The constant bagging and testing continued the next day as I awaited the procedure. Then, shortly after 3, I was rolled across the hospital complex to the room where it would occur. Meeting the anesthesiologist and the gastroenterologist who would perform the procedure, I felt complete confidence as I faded out.

I awoke not much later after a short spell in the recovery room. My doctor explained what he had done, as he did to my daughter by phone as well, and answered questions. Then it was back to the orthopedic wing.

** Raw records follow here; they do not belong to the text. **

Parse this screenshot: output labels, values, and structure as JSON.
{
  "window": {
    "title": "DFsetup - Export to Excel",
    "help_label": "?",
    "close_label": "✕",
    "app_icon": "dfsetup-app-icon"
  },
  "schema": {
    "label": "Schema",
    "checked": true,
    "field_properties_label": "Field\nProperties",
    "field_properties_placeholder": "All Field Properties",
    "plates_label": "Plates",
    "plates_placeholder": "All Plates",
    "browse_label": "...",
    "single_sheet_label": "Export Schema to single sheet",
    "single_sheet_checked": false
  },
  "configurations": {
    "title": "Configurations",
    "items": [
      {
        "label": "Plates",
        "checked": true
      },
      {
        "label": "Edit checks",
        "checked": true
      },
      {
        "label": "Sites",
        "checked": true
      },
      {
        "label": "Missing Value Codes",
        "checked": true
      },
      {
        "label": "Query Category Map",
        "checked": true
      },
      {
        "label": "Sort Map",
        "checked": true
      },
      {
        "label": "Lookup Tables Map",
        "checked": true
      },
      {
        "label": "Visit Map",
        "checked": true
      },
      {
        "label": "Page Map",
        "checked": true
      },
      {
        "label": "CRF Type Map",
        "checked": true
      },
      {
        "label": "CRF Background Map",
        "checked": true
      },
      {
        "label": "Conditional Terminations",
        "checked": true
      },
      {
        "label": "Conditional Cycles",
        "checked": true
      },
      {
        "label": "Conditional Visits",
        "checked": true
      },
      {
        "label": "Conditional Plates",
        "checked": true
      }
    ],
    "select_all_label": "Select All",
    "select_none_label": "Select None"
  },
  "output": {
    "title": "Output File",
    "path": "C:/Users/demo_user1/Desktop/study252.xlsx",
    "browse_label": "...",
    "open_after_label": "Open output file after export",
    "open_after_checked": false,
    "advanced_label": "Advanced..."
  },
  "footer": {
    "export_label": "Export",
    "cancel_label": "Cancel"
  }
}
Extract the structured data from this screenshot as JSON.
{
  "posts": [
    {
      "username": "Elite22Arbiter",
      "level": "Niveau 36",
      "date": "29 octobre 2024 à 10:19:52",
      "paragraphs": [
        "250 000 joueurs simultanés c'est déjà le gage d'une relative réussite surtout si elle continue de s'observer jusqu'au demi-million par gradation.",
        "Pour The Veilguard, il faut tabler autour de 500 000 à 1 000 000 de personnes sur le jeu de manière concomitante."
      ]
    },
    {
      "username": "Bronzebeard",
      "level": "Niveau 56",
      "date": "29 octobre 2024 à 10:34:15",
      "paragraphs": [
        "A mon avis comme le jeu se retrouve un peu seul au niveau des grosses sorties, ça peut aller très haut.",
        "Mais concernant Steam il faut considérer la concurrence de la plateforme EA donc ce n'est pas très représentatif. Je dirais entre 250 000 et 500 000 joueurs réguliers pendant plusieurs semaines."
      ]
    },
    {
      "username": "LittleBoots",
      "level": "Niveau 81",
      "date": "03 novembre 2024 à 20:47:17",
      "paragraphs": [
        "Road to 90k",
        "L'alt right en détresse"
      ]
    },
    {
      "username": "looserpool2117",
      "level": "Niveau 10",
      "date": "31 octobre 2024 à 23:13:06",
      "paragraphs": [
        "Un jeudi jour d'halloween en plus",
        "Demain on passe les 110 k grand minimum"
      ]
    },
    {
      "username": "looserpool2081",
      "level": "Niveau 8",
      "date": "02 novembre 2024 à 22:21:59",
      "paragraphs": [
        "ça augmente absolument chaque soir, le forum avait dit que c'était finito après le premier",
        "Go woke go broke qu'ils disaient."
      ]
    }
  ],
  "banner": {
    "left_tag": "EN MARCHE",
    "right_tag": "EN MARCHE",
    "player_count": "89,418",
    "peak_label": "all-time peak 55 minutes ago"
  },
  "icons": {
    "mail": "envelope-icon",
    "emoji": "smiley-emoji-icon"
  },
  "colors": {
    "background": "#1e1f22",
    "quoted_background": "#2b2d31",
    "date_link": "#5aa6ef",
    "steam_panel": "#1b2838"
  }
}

That night was bliss. Occasional, not constant, wake-ups for blood samples and new bags of fluids. If I happened to wake up on my own or because I had crooked the arm with the IV portal in it, making the IV pole beep, I was quickly lured to sleep again by the effervescent trickle of whatever flowed through the drip into my arm. When a nurse appeared (I think close to dawn) and woke me up, I told him it had been like a spa vacation — finally getting a good night’s sleep without constant ministrations. We chatted cheerfully as he took care of me.

When I woke up again, I began focusing on getting out. Still not permitted liquids, my mouth was parched so dry that skin was peeling off my lips. But later I got the go-ahead for a basic liquid diet. And ginger ale. Still later, I graduated to half a dinner roll and a squash melange.

About then it began to hit me how much I had enjoyed my days in the hospital for the amount of human interaction it brought and the number of smart, caring nurses and doctors and other hospital workers (the MRI operator included) whom I had met and who had helped me through it.

It resonated particularly because recently I’ve been writing short profiles of front line health workers who have died of covid-19 for an accountability project produced by Kaiser Health News and the Guardian US called “Lost on the Frontline.”

Now I had spent three days getting to know health-care workers more personally, albeit not well. Their gentleness. Their professionalism, with a profound dose of kindness. And, in many cases, a touch of fashion — the flowered caps, the cool shoes (bright red tennis shoes, black leather clogs with iridescent pink and blue flowers) and the nurse who added a few dance steps as she worked at the side of my bed.

Not a bad birthday.

Martha M. Hamilton is a former reporter, editor and columnist for The Washington Post and in 2018 was part of the International Consortium of Investigative Journalists team that won the Pulitzer for the Panama Papers.